Cordoba, Jun. 08, 2005 (CNA) - Both Jews and Christians must have a clear understanding of history in order to advance in their relationship and ensure that the horrors of the Holocaust are not repeated, said Archbishop Charles Chaput of Denver.
The archbishop was speaking at a conference on anti-Semitism in Cordoba, Spain, June 8. The conference was held as a simultaneous event to the summit of the Organization for Security and Cooperation in Europe.
The archbishop said Catholics are concerned about the Holocaust as the “central human tragedy of our time” and as “a religious catastrophe in which millions of people who claimed to be Christians enabled, colluded in or ignored mass murder.
“Since the Second Vatican Council, the Church has called on Catholics to examine and purify their memories of history; to reconnect with the Jewish roots of their faith and, where possible, to seek to repair relations with the Jewish people,” he said.
But in order to repair relations and prevent future occurrences, people must have a clear understanding of history, he continued.
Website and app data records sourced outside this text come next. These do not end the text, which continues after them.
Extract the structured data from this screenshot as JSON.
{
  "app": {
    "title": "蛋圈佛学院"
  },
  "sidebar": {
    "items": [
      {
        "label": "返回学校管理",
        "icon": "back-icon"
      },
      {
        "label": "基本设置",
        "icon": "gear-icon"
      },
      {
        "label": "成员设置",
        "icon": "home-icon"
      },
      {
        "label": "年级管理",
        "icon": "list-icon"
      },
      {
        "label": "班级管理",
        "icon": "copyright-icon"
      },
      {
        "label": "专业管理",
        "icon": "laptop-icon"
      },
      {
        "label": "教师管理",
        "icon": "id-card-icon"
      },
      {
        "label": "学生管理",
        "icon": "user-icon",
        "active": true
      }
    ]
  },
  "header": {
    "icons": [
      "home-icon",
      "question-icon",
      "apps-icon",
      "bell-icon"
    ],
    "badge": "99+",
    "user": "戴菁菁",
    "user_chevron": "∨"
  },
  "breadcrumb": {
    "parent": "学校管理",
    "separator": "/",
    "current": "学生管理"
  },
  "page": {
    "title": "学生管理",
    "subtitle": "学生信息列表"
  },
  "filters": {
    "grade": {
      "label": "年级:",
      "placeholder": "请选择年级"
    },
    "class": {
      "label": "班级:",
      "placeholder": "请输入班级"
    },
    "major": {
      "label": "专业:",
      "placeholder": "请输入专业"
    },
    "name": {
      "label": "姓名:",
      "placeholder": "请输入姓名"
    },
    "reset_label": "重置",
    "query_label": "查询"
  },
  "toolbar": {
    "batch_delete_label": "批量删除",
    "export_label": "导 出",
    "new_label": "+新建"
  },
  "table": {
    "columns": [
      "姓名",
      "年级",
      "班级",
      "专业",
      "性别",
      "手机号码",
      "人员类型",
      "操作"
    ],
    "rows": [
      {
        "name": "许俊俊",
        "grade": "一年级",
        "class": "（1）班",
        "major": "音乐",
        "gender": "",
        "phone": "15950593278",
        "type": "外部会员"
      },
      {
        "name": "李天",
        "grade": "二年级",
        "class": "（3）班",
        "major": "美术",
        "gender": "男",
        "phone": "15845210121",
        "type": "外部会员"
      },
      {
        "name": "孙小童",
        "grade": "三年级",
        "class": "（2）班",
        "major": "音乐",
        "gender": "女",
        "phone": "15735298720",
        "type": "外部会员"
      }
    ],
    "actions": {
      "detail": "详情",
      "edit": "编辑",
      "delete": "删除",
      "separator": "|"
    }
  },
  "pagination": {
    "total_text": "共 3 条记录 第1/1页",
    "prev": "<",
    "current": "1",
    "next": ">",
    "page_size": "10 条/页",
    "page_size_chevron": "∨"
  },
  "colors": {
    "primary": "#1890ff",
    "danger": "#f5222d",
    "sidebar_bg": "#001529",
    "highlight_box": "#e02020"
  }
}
The problem, he said, is that most people don’t
“Americans have no memory,” he said. “American students have a very poor grasp of history, and American Catholics can sometimes be among the worst.
“No one can really repent, really change, or really find hope without a memory. It does no good to repent of the past if we don’t understand history’s real events and their context,” he said.
The archbishop also warned against Christians and Jews against “laundering” or “blackening” historical records to either evade or enhance historical truth.
Archbishop Chaput also made reference to the contentious issue about the role Pope Pius XII played during the Second World War. Some historians have argued that the Pope had enabled the Holocaust by not condemning it publicly.
“Reflecting on the Holocaust will be a long process, which is why Catholics and Jews will have issues of serious disagreement, like the legacy of Pius XII, for many years to come,” he said.
He commented on Arthur Hertzberg’s May 14 New York Times article on “the Vatican’s sin of omission,” calling the article “unfortunate and unhelpful.”
The archbishop also spoke of the value of the “Bearing Witness” program and how dozens of the principals and teachers in Denver’s Catholic schools have adapted it to the classroom in the last four years.
The program is important not just for the content but for “the process of cooperation and mutual understanding that it requires,” he said.